= Beginning of Section =

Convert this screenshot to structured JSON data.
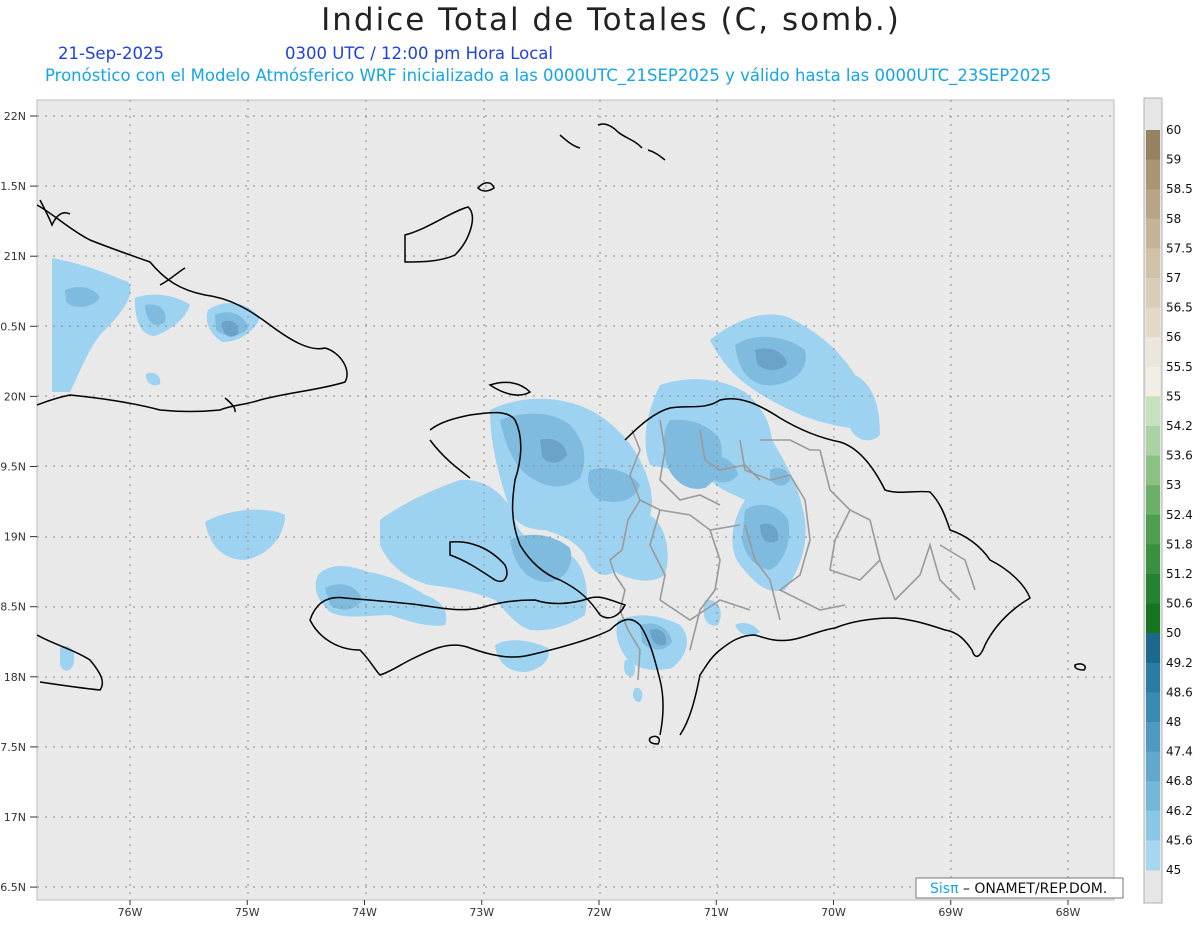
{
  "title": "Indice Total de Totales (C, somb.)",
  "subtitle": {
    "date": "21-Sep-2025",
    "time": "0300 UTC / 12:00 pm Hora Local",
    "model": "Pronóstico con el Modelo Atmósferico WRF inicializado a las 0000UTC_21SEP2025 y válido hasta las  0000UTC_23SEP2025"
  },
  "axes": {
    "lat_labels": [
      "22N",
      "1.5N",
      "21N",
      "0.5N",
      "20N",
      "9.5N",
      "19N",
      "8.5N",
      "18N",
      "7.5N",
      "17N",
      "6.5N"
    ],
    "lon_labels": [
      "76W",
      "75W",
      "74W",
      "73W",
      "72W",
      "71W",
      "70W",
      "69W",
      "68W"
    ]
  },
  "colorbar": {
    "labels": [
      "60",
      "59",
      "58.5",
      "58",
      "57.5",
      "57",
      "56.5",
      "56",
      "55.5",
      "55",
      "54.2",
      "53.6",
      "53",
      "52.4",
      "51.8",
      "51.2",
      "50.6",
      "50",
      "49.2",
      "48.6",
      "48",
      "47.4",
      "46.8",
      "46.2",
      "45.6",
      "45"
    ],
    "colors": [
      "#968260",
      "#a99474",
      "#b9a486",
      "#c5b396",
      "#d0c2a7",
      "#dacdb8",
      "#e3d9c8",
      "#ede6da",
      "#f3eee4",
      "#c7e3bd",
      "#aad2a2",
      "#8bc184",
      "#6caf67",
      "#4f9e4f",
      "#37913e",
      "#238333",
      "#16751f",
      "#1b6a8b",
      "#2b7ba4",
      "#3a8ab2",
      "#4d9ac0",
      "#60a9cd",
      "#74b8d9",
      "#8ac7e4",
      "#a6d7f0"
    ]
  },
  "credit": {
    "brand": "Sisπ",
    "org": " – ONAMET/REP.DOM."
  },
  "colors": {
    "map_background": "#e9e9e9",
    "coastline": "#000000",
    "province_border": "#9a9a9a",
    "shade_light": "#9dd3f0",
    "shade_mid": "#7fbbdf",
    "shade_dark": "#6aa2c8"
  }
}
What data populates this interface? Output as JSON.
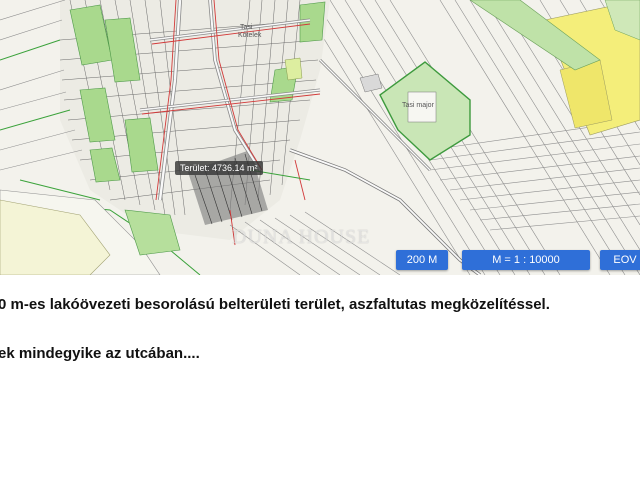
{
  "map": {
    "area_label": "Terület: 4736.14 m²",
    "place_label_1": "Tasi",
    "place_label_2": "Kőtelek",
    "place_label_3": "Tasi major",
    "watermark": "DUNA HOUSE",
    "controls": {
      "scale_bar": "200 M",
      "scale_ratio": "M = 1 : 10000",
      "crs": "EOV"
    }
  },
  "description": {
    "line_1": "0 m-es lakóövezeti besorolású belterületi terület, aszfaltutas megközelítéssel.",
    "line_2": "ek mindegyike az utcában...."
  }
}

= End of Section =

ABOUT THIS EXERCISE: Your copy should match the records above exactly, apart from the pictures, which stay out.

REPLY:
Convert this screenshot to structured JSON data.
{
  "title": "Indice Total de Totales (C, somb.)",
  "subtitle": {
    "date": "21-Sep-2025",
    "time": "0300 UTC / 12:00 pm Hora Local",
    "model": "Pronóstico con el Modelo Atmósferico WRF inicializado a las 0000UTC_21SEP2025 y válido hasta las  0000UTC_23SEP2025"
  },
  "axes": {
    "lat_labels": [
      "22N",
      "1.5N",
      "21N",
      "0.5N",
      "20N",
      "9.5N",
      "19N",
      "8.5N",
      "18N",
      "7.5N",
      "17N",
      "6.5N"
    ],
    "lon_labels": [
      "76W",
      "75W",
      "74W",
      "73W",
      "72W",
      "71W",
      "70W",
      "69W",
      "68W"
    ]
  },
  "colorbar": {
    "labels": [
      "60",
      "59",
      "58.5",
      "58",
      "57.5",
      "57",
      "56.5",
      "56",
      "55.5",
      "55",
      "54.2",
      "53.6",
      "53",
      "52.4",
      "51.8",
      "51.2",
      "50.6",
      "50",
      "49.2",
      "48.6",
      "48",
      "47.4",
      "46.8",
      "46.2",
      "45.6",
      "45"
    ],
    "colors": [
      "#968260",
      "#a99474",
      "#b9a486",
      "#c5b396",
      "#d0c2a7",
      "#dacdb8",
      "#e3d9c8",
      "#ede6da",
      "#f3eee4",
      "#c7e3bd",
      "#aad2a2",
      "#8bc184",
      "#6caf67",
      "#4f9e4f",
      "#37913e",
      "#238333",
      "#16751f",
      "#1b6a8b",
      "#2b7ba4",
      "#3a8ab2",
      "#4d9ac0",
      "#60a9cd",
      "#74b8d9",
      "#8ac7e4",
      "#a6d7f0"
    ]
  },
  "credit": {
    "brand": "Sisπ",
    "org": " – ONAMET/REP.DOM."
  },
  "colors": {
    "map_background": "#e9e9e9",
    "coastline": "#000000",
    "province_border": "#9a9a9a",
    "shade_light": "#9dd3f0",
    "shade_mid": "#7fbbdf",
    "shade_dark": "#6aa2c8"
  }
}
What data populates this interface? Output as JSON.
{
  "map": {
    "area_label": "Terület: 4736.14 m²",
    "place_label_1": "Tasi",
    "place_label_2": "Kőtelek",
    "place_label_3": "Tasi major",
    "watermark": "DUNA HOUSE",
    "controls": {
      "scale_bar": "200 M",
      "scale_ratio": "M = 1 : 10000",
      "crs": "EOV"
    }
  },
  "description": {
    "line_1": "0 m-es lakóövezeti besorolású belterületi terület, aszfaltutas megközelítéssel.",
    "line_2": "ek mindegyike az utcában...."
  }
}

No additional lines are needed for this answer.